Data for this task:
========================================
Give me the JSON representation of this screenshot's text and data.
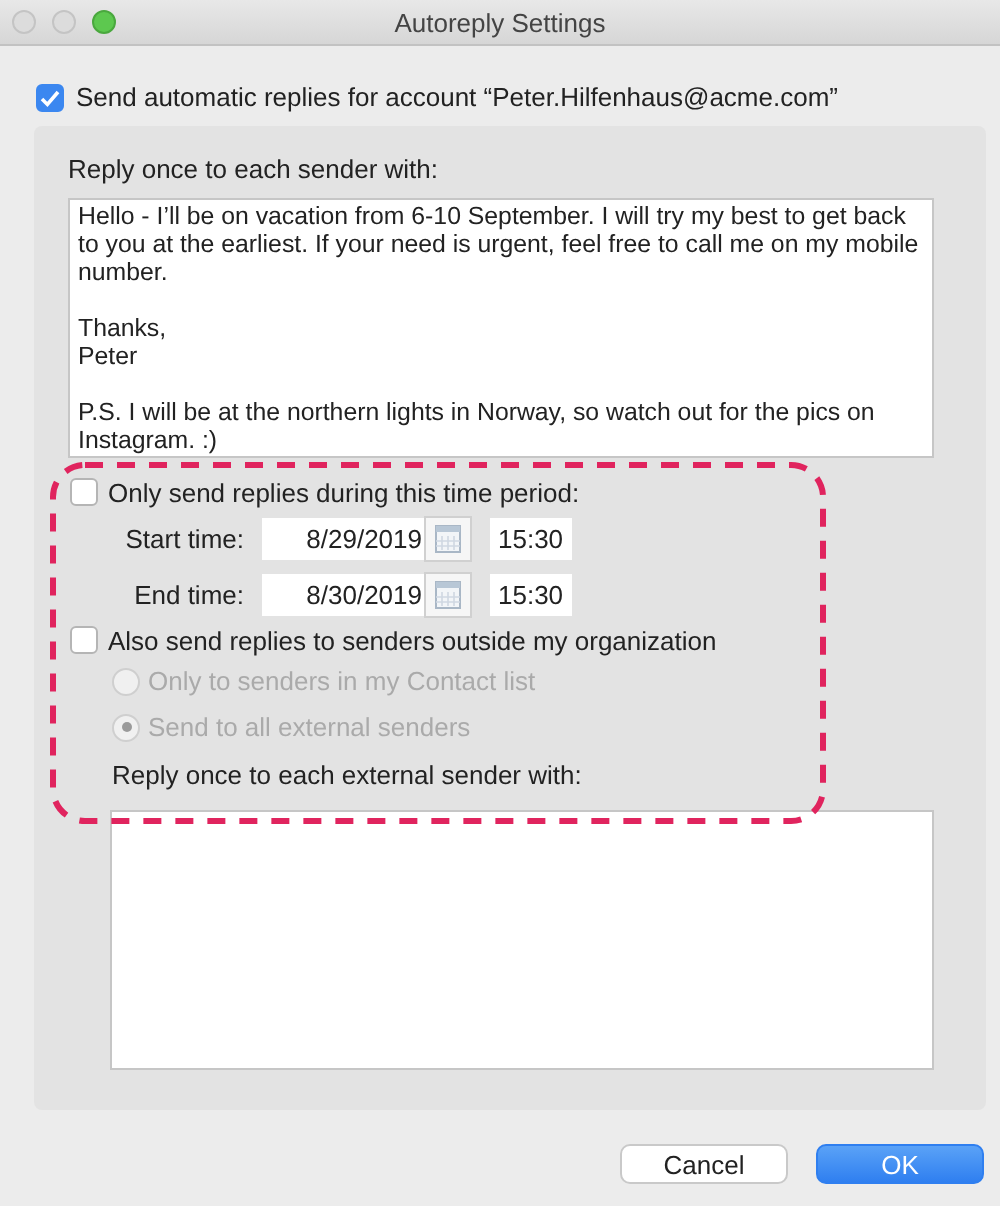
{
  "window": {
    "title": "Autoreply Settings",
    "traffic_lights": [
      {
        "kind": "close",
        "color": "#dcdcdc"
      },
      {
        "kind": "minimize",
        "color": "#dcdcdc"
      },
      {
        "kind": "zoom",
        "color": "#5dc84f"
      }
    ]
  },
  "enable": {
    "label": "Send automatic replies for account “Peter.Hilfenhaus@acme.com”",
    "checked": true
  },
  "reply": {
    "label": "Reply once to each sender with:",
    "value": "Hello - I’ll be on vacation from 6-10 September. I will try my best to get back to you at the earliest. If your need is urgent, feel free to call me on my mobile number.\n\nThanks,\nPeter\n\nP.S. I will be at the northern lights in Norway, so watch out for the pics on Instagram. :)"
  },
  "time_period": {
    "label": "Only send replies during this time period:",
    "checked": false,
    "rows": [
      {
        "label": "Start time:",
        "date": "8/29/2019",
        "time": "15:30"
      },
      {
        "label": "End time:",
        "date": "8/30/2019",
        "time": "15:30"
      }
    ]
  },
  "external": {
    "label": "Also send replies to senders outside my organization",
    "checked": false,
    "options": [
      {
        "label": "Only to senders in my Contact list",
        "selected": false,
        "disabled": true
      },
      {
        "label": "Send to all external senders",
        "selected": true,
        "disabled": true
      }
    ],
    "reply_label": "Reply once to each external sender with:"
  },
  "highlight": {
    "color": "#e0245e"
  },
  "buttons": [
    {
      "label": "Cancel",
      "kind": "secondary"
    },
    {
      "label": "OK",
      "kind": "primary"
    }
  ]
}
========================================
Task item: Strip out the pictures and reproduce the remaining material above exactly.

Response below:
Give me the JSON representation of this screenshot's text and data.
{
  "window": {
    "title": "Autoreply Settings",
    "traffic_lights": [
      {
        "kind": "close",
        "color": "#dcdcdc"
      },
      {
        "kind": "minimize",
        "color": "#dcdcdc"
      },
      {
        "kind": "zoom",
        "color": "#5dc84f"
      }
    ]
  },
  "enable": {
    "label": "Send automatic replies for account “Peter.Hilfenhaus@acme.com”",
    "checked": true
  },
  "reply": {
    "label": "Reply once to each sender with:",
    "value": "Hello - I’ll be on vacation from 6-10 September. I will try my best to get back to you at the earliest. If your need is urgent, feel free to call me on my mobile number.\n\nThanks,\nPeter\n\nP.S. I will be at the northern lights in Norway, so watch out for the pics on Instagram. :)"
  },
  "time_period": {
    "label": "Only send replies during this time period:",
    "checked": false,
    "rows": [
      {
        "label": "Start time:",
        "date": "8/29/2019",
        "time": "15:30"
      },
      {
        "label": "End time:",
        "date": "8/30/2019",
        "time": "15:30"
      }
    ]
  },
  "external": {
    "label": "Also send replies to senders outside my organization",
    "checked": false,
    "options": [
      {
        "label": "Only to senders in my Contact list",
        "selected": false,
        "disabled": true
      },
      {
        "label": "Send to all external senders",
        "selected": true,
        "disabled": true
      }
    ],
    "reply_label": "Reply once to each external sender with:"
  },
  "highlight": {
    "color": "#e0245e"
  },
  "buttons": [
    {
      "label": "Cancel",
      "kind": "secondary"
    },
    {
      "label": "OK",
      "kind": "primary"
    }
  ]
}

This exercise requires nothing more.